Out to sea: Doctoral candidate joins ocean expedition in the far north
Halima Ibrahim seeks to shed light on how ocean dynamics can affect climate change
A doctoral candidate in geological sciences, Halima Ibrahim is headed out to sea — to the Reykjanes Ridge near Iceland and Greenland, to be exact.
It’s a long way from her native Nigeria, where she earned bachelor’s and master’s degrees in geology before coming to Binghamton.
“Throughout my academic journey, I developed a strong passion for addressing the pressing challenges of the 21st century, particularly in relation to the future impacts of anthropogenic global climate change and the mitigation of environmental hazards,” she said.
She decided to pursue her doctorate in the United States for access to cutting-edge research related to climate change. Looking for a program, she discovered research by Binghamton University Assistant Professor of Earth Sciences Molly Patterson that intrigued her and reached out via email; their discussions drew her to Binghamton, where Patterson is now her mentor.
Patterson introduced Ibrahim to the International Ocean Discovery Program (IODP) research expedition as a potential good fit, based on her background and research interests. She read up on IODP Expedition 400, which focused on the Greenland Ice Sheet.

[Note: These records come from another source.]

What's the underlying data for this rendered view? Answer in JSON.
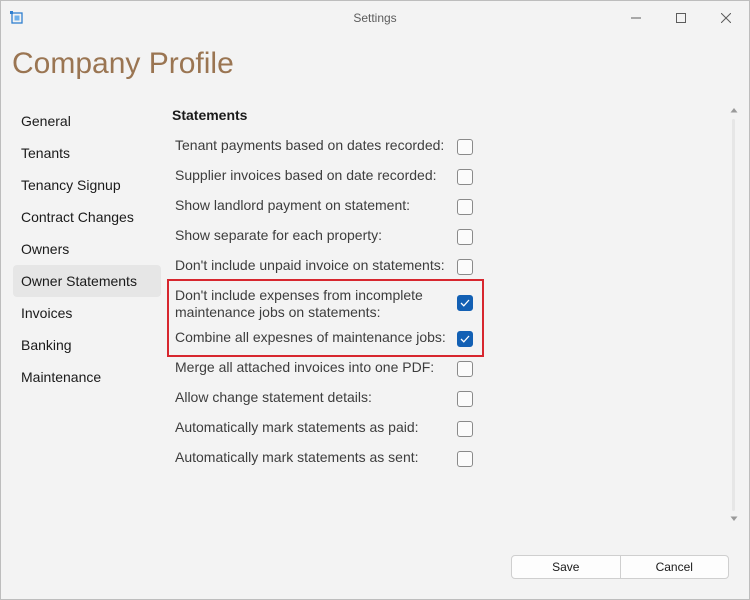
{
  "window": {
    "title": "Settings"
  },
  "page": {
    "title": "Company Profile"
  },
  "sidebar": {
    "items": [
      {
        "label": "General",
        "selected": false
      },
      {
        "label": "Tenants",
        "selected": false
      },
      {
        "label": "Tenancy Signup",
        "selected": false
      },
      {
        "label": "Contract Changes",
        "selected": false
      },
      {
        "label": "Owners",
        "selected": false
      },
      {
        "label": "Owner Statements",
        "selected": true
      },
      {
        "label": "Invoices",
        "selected": false
      },
      {
        "label": "Banking",
        "selected": false
      },
      {
        "label": "Maintenance",
        "selected": false
      }
    ]
  },
  "statements": {
    "title": "Statements",
    "options": [
      {
        "label": "Tenant payments based on dates recorded:",
        "checked": false
      },
      {
        "label": "Supplier invoices based on date recorded:",
        "checked": false
      },
      {
        "label": "Show landlord payment on statement:",
        "checked": false
      },
      {
        "label": "Show separate for each property:",
        "checked": false
      },
      {
        "label": "Don't include unpaid invoice on statements:",
        "checked": false
      },
      {
        "label": "Don't include expenses from incomplete maintenance jobs on statements:",
        "checked": true
      },
      {
        "label": "Combine all expesnes of maintenance jobs:",
        "checked": true
      },
      {
        "label": "Merge all attached invoices into one PDF:",
        "checked": false
      },
      {
        "label": "Allow change statement details:",
        "checked": false
      },
      {
        "label": "Automatically mark statements as paid:",
        "checked": false
      },
      {
        "label": "Automatically mark statements as sent:",
        "checked": false
      }
    ]
  },
  "footer": {
    "save_label": "Save",
    "cancel_label": "Cancel"
  },
  "colors": {
    "accent": "#1360b4",
    "title": "#9a7552",
    "highlight": "#d7262e"
  }
}
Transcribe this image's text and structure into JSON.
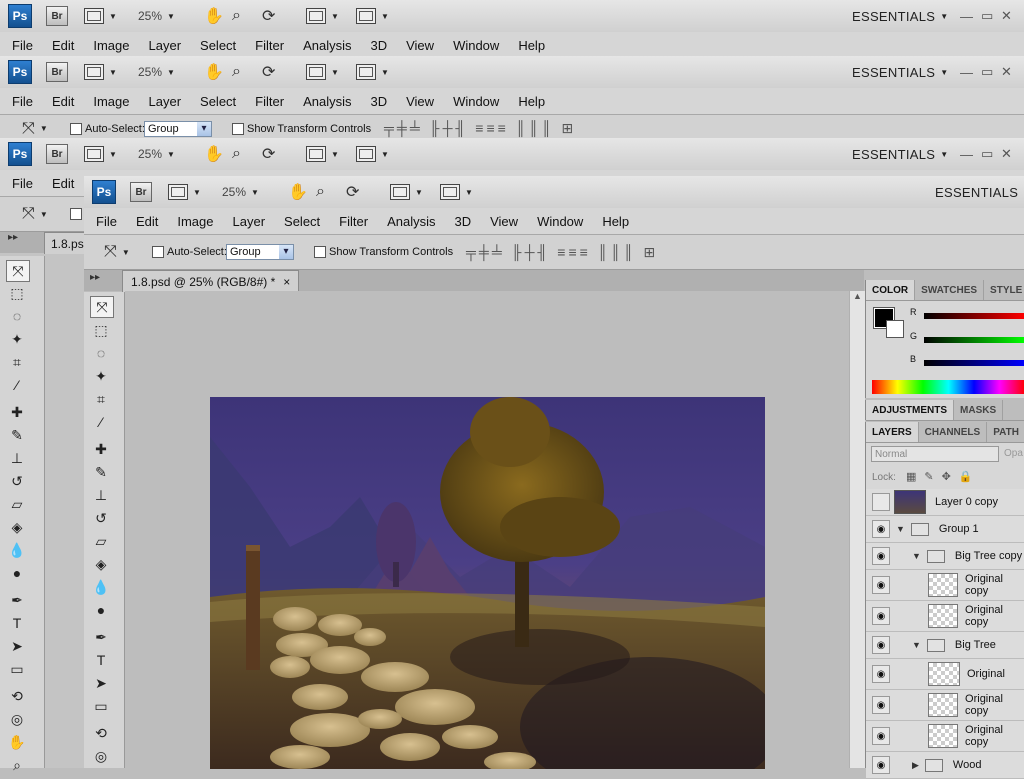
{
  "app": {
    "logo": "Ps",
    "bridge": "Br",
    "zoom": "25%",
    "workspace": "ESSENTIALS",
    "window_controls": [
      "—",
      "▭",
      "✕"
    ]
  },
  "menu": [
    "File",
    "Edit",
    "Image",
    "Layer",
    "Select",
    "Filter",
    "Analysis",
    "3D",
    "View",
    "Window",
    "Help"
  ],
  "options": {
    "auto_select": "Auto-Select:",
    "auto_select_value": "Group",
    "show_transform": "Show Transform Controls"
  },
  "document": {
    "tab_title": "1.8.psd @ 25% (RGB/8#) *",
    "tab_title_short": "1.8.ps",
    "close": "×"
  },
  "color_panel": {
    "tabs": [
      "COLOR",
      "SWATCHES",
      "STYLE"
    ],
    "channels": [
      "R",
      "G",
      "B"
    ]
  },
  "adjust_panel": {
    "tabs": [
      "ADJUSTMENTS",
      "MASKS"
    ]
  },
  "layers_panel": {
    "tabs": [
      "LAYERS",
      "CHANNELS",
      "PATH"
    ],
    "blend_mode": "Normal",
    "opacity_label": "Opa",
    "lock_label": "Lock:",
    "layers": [
      {
        "name": "Layer 0 copy",
        "kind": "image",
        "visible": false,
        "indent": 0
      },
      {
        "name": "Group 1",
        "kind": "group",
        "visible": true,
        "indent": 0
      },
      {
        "name": "Big Tree copy",
        "kind": "group",
        "visible": true,
        "indent": 1
      },
      {
        "name": "Original copy",
        "kind": "layer",
        "visible": true,
        "indent": 2
      },
      {
        "name": "Original copy",
        "kind": "layer",
        "visible": true,
        "indent": 2
      },
      {
        "name": "Big Tree",
        "kind": "group",
        "visible": true,
        "indent": 1
      },
      {
        "name": "Original",
        "kind": "layer",
        "visible": true,
        "indent": 2
      },
      {
        "name": "Original copy",
        "kind": "layer",
        "visible": true,
        "indent": 2
      },
      {
        "name": "Original copy",
        "kind": "layer",
        "visible": true,
        "indent": 2
      },
      {
        "name": "Wood",
        "kind": "group",
        "visible": true,
        "indent": 1
      }
    ]
  },
  "icons": {
    "hand": "✋",
    "zoom": "🔍",
    "rotate": "⟳",
    "arrange": "▤",
    "screen": "▣",
    "eye": "👁"
  }
}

“I was captivated by the potential for groundbreaking research and knew immediately that I wanted to be part of such a significant scientific endeavor,” Ibrahim said.
While her application for Expedition 400 wasn’t successful, she persisted, applying to three more that aligned with her research interests. Expedition 395, which runs from June 13 through August 12, took her on board.
While IDOP is an international program, Nigeria isn’t among the participating countries, Patterson noted. As an international student at Binghamton, Ibrahim is sailing under the banner of the United States Science Support Program.
The expedition site is located above one of the largest plume-ridge systems on the planet, where large amounts of hot material rise up from deep within the Earth’s mantle. This plume is thought to pulse every 3 to 8 million years, causing the Iceland-Faroe Ridge and the Denmark Strait to go up and down by hundreds of meters.
These height changes regulate the flow of cold water from the depths of the Norwegian Sea north of Iceland into the northern Atlantic Ocean. As a result, they help redistribute heat, which in turn has a significant impact on regional climate patterns, Ibrahim explained.
As a ship-based sedimentologist, Ibrahim will be responsible for carefully examining and then creating detailed descriptions of sediment cores obtained from drilling the ocean floor. On board, she will participate in shipboard science meetings and may also be assigned to hands-on core-sampling duties. She will also contribute to the expedition’s scientific reports, which document discoveries on the trip for the larger scientific community.
“The sediments that will be recovered during this expedition hold valuable information about the oceanic conditions influenced by the nearby deep-water gateways,” she said.
Ibrahim’s research explores the interaction between ice, ocean and climate dynamics in the Northern Hemisphere and the circulation of deep water in the north Atlantic Ocean. The goal: to see if the behavior of these factors has changed in response to climactic shifts and tectonic conditions.
To that end, she will compare results from this expedition with the records from the Antarctic ice margin during Expedition 374. By looking at findings from both polar regions, she hopes to shed light on the diverse mechanisms behind climate change.
“This research carries immense importance as it contributes to our ability to accurately predict climate change, understand sea level rise, decipher climate variability and comprehend ecosystem responses,” she said. “Such knowledge is indispensable in the development of effective mitigation and adaptation strategies to address the impacts of climate change and ensure the long-term sustainability of our planet.”
Patterson said that she is thrilled to see Ibrahim participate on the expedition.
“It is going to be exciting to see what records come from this expedition and how they help the scientific community advance our understanding of fundamental processes that help regulate Earth’s climate, especially for us here in the Northern Hemisphere,” she said. “Halima is extremely hardworking and thoughtful so I know she will contribute significantly toward meeting the expeditions’ research objectives and make lasting relationships with members of the international science community that will also be onboard and working on the expedition material from shore.”